Dysphonia is an impairment with the voice or difficulty speaking. This can include hoarseness, raspy speech or a change in pitch when the person tries to talk. In MS, dysphonia often means that the person has trouble controlling the volume of speech, meaning that they speak too softly to be heard or more loudly than is appropriate. Dysphonia should be differentiated from dysphasia or aphasia, both of which refer to problems understanding or communicating spoken or written words.

Dysphonia is considered a form of dysarthria because these conditions involve the same muscles, structures, and nerve pathways used in speaking. Difficulties produced by speech problems:
Slurring words from weak weak tongue, lip, and mouth muscles
Mispronunciation of words
Monotonous tone of voice
Failure to complete words
Long pauses between words or syllables

Other people struggle with understanding language or find that they "lose words" mid-sentence, or switch words or syllables when speaking. These difficulties are probably related to the cognitive symptoms and again will be discussed later in the Cognitive Issues section.

A speech therapist (or speech and language pathologist) help people with MS improve speech patterns, enunciation, and oral communication in general. Treatment for speech problems like muscle stiffness that make it difficult to speak, can usually be helped with medications.

A speech therapist might also suggest:
Exercises to strengthen or relax your vocal cords or improve how you move your jaw, tongue, and lips
Strategies other than speech that can help you communicate with others. You might focus on using shorter words and phrases or ways to simplify words, sentences, or sounds.
Practice controlling your breath so it can help you speak longer sentences in one breath or accent specific words.

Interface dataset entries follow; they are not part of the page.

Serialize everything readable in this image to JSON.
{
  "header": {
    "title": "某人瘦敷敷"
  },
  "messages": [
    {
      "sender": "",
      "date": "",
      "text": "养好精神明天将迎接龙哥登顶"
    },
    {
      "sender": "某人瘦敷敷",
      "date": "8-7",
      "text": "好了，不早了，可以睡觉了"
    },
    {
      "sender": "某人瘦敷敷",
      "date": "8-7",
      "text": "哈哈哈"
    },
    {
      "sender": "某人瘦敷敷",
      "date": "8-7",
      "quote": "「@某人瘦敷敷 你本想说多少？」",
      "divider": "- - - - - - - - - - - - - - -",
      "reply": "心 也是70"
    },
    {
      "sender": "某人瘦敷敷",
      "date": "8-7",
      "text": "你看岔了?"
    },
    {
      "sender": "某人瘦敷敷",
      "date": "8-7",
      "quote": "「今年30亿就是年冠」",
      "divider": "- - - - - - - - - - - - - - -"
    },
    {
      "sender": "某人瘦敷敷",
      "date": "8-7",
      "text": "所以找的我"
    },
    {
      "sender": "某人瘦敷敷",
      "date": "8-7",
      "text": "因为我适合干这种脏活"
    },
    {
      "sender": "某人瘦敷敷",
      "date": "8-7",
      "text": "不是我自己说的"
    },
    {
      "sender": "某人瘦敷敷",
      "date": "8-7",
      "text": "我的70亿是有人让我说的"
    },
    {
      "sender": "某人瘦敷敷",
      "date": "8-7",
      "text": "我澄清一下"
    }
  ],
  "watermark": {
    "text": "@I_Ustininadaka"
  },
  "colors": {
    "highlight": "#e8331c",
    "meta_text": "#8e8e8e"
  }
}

Other ways to manage your speech problems:
Don’t feel rushed or pressured when you’re trying to talk. If you feel comfortable, it may help to let the other person know you have a speech problem.
Try to talk with someone face-to-face whenever possible. Your facial expressions and gestures can help you get your point across.
If a conversation goes on too long, ask if you can take a break.
Try to relax. If you can keep a positive attitude, it might put you and the other person at ease so you won’t feel anxious about understanding each other.


Dysphagia is the difficulty in swallowing, and can occur among many with MS. While this is more frequent to occur in advanced cases of the disease, it can occur at any stage. This may cause a person may cough after drinking liquids, or choke while eating certain foods, particularly those with crumbly textures.

Some symptoms of a swallowing problem are:
Coughing or choking when eating
Feeling like food is lodged in the throat
Unexplained recurrent lung infections (pneumonia)
Otherwise unexplained malnutrition or dehydration

When swallowing difficulties are present, food or liquids that you eat may be inhaled into the trachea (windpipe) instead of going down the esophagus and into the stomach. Once in the lungs, the inhaled food or liquids can cause pneumonia or abscesses. Because the food or drink isn't reaching the stomach, a person may also be at risk for malnutrition or dehydration.

A speech therapist or pathologist can usually treat swallowing problems. Treatment typically consists of changes in diet, positioning of the head, exercises, or stimulation designed to improve swallowing. In very severe cases that don't respond to these measures, feeding tubes may be inserted directly into the stomach to provide the necessary fluids and nutrition.

Along with therapy, there are things you can do to make swallowing easier:
Sit upright at a 90° angle, tilt your head slightly forward.
Stay focused on the tasks of eating and drinking. Keep distractions away and don't talk with food in your mouth.
Eat slowly and take small bites at a time.
You may need to swallow multiple times for every bite or sip.
Concentrate on swallowing often. Try alternating a bite of food with a sip of liquid.
Drink plenty of fluids to stay hydrated.
If chewing is hard for you from lack of strength, eat softer foods.